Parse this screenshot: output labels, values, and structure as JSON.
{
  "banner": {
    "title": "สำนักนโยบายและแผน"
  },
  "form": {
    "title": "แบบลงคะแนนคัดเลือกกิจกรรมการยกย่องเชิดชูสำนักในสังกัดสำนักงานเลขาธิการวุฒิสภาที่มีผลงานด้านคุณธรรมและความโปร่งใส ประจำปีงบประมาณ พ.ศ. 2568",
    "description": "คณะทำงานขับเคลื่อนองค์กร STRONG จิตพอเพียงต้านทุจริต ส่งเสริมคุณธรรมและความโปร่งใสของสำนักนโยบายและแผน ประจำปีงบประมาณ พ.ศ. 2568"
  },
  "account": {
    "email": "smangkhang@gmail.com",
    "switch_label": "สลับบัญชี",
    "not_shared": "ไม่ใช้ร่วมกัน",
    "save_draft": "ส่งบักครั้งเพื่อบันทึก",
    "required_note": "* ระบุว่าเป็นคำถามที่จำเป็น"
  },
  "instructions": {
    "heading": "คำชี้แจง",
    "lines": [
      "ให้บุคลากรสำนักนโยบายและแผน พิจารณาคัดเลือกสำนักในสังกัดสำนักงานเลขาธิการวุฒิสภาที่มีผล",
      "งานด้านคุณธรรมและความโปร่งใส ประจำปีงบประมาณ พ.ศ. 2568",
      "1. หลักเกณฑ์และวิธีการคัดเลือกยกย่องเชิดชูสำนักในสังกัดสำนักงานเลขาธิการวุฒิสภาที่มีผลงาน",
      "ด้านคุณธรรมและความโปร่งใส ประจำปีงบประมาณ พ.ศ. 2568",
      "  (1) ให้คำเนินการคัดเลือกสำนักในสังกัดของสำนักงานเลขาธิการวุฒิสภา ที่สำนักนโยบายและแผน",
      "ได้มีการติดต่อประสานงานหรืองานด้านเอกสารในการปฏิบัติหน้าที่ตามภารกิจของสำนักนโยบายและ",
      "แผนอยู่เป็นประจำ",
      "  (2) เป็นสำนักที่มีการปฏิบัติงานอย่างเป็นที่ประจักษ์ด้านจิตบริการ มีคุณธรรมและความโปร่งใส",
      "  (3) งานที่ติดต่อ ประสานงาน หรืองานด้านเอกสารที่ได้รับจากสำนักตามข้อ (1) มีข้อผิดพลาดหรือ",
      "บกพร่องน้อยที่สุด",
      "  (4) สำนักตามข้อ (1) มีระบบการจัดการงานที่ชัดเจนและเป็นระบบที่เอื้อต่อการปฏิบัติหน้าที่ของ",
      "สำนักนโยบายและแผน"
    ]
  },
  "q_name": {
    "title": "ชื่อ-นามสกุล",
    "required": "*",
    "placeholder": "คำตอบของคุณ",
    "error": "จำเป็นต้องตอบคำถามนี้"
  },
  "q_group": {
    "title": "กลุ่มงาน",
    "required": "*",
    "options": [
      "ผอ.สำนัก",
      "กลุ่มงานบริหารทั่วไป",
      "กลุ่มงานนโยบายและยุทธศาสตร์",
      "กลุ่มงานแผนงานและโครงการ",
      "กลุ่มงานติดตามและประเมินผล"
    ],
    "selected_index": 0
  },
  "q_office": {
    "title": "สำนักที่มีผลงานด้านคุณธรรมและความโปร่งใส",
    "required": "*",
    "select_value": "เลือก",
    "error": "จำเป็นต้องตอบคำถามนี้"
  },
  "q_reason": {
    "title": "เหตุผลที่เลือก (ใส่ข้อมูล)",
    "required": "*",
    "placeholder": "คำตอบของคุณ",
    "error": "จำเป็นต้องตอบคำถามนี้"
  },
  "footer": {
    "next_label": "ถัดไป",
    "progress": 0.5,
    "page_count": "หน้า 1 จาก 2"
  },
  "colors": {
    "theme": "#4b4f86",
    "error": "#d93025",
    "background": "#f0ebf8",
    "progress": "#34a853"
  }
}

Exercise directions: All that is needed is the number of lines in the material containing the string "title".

Problem solution: 6